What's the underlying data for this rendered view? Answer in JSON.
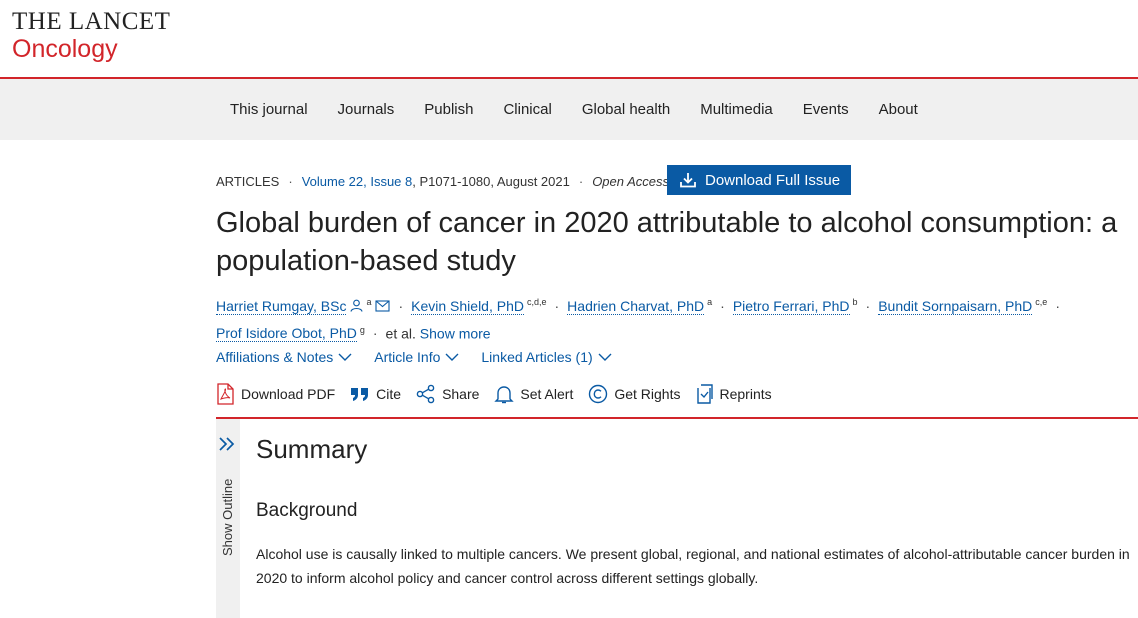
{
  "logo": {
    "line1": "THE LANCET",
    "line2": "Oncology"
  },
  "nav": {
    "items": [
      "This journal",
      "Journals",
      "Publish",
      "Clinical",
      "Global health",
      "Multimedia",
      "Events",
      "About"
    ]
  },
  "meta": {
    "type": "ARTICLES",
    "volume": "Volume 22, Issue 8",
    "pages": ", P1071-1080, August 2021",
    "access": "Open Access",
    "download_issue": "Download Full Issue"
  },
  "article": {
    "title": "Global burden of cancer in 2020 attributable to alcohol consumption: a population-based study"
  },
  "authors": [
    {
      "name": "Harriet Rumgay, BSc",
      "sup": "a"
    },
    {
      "name": "Kevin Shield, PhD",
      "sup": "c,d,e"
    },
    {
      "name": "Hadrien Charvat, PhD",
      "sup": "a"
    },
    {
      "name": "Pietro Ferrari, PhD",
      "sup": "b"
    },
    {
      "name": "Bundit Sornpaisarn, PhD",
      "sup": "c,e"
    },
    {
      "name": "Prof Isidore Obot, PhD",
      "sup": "g"
    }
  ],
  "authors_extra": {
    "et_al": "et al.",
    "show_more": "Show more"
  },
  "tabs": [
    "Affiliations & Notes",
    "Article Info",
    "Linked Articles (1)"
  ],
  "tools": [
    "Download PDF",
    "Cite",
    "Share",
    "Set Alert",
    "Get Rights",
    "Reprints"
  ],
  "outline": {
    "label": "Show Outline"
  },
  "summary": {
    "heading": "Summary",
    "subheading": "Background",
    "text": "Alcohol use is causally linked to multiple cancers. We present global, regional, and national estimates of alcohol-attributable cancer burden in 2020 to inform alcohol policy and cancer control across different settings globally."
  },
  "colors": {
    "accent_red": "#d2252a",
    "link_blue": "#0a5aa4",
    "nav_bg": "#f0f0f0"
  }
}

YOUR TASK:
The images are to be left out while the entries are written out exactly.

RESPONSE TO THIS EXERCISE:
What's the underlying data for this rendered view? Answer in JSON.
{
  "logo": {
    "line1": "THE LANCET",
    "line2": "Oncology"
  },
  "nav": {
    "items": [
      "This journal",
      "Journals",
      "Publish",
      "Clinical",
      "Global health",
      "Multimedia",
      "Events",
      "About"
    ]
  },
  "meta": {
    "type": "ARTICLES",
    "volume": "Volume 22, Issue 8",
    "pages": ", P1071-1080, August 2021",
    "access": "Open Access",
    "download_issue": "Download Full Issue"
  },
  "article": {
    "title": "Global burden of cancer in 2020 attributable to alcohol consumption: a population-based study"
  },
  "authors": [
    {
      "name": "Harriet Rumgay, BSc",
      "sup": "a"
    },
    {
      "name": "Kevin Shield, PhD",
      "sup": "c,d,e"
    },
    {
      "name": "Hadrien Charvat, PhD",
      "sup": "a"
    },
    {
      "name": "Pietro Ferrari, PhD",
      "sup": "b"
    },
    {
      "name": "Bundit Sornpaisarn, PhD",
      "sup": "c,e"
    },
    {
      "name": "Prof Isidore Obot, PhD",
      "sup": "g"
    }
  ],
  "authors_extra": {
    "et_al": "et al.",
    "show_more": "Show more"
  },
  "tabs": [
    "Affiliations & Notes",
    "Article Info",
    "Linked Articles (1)"
  ],
  "tools": [
    "Download PDF",
    "Cite",
    "Share",
    "Set Alert",
    "Get Rights",
    "Reprints"
  ],
  "outline": {
    "label": "Show Outline"
  },
  "summary": {
    "heading": "Summary",
    "subheading": "Background",
    "text": "Alcohol use is causally linked to multiple cancers. We present global, regional, and national estimates of alcohol-attributable cancer burden in 2020 to inform alcohol policy and cancer control across different settings globally."
  },
  "colors": {
    "accent_red": "#d2252a",
    "link_blue": "#0a5aa4",
    "nav_bg": "#f0f0f0"
  }
}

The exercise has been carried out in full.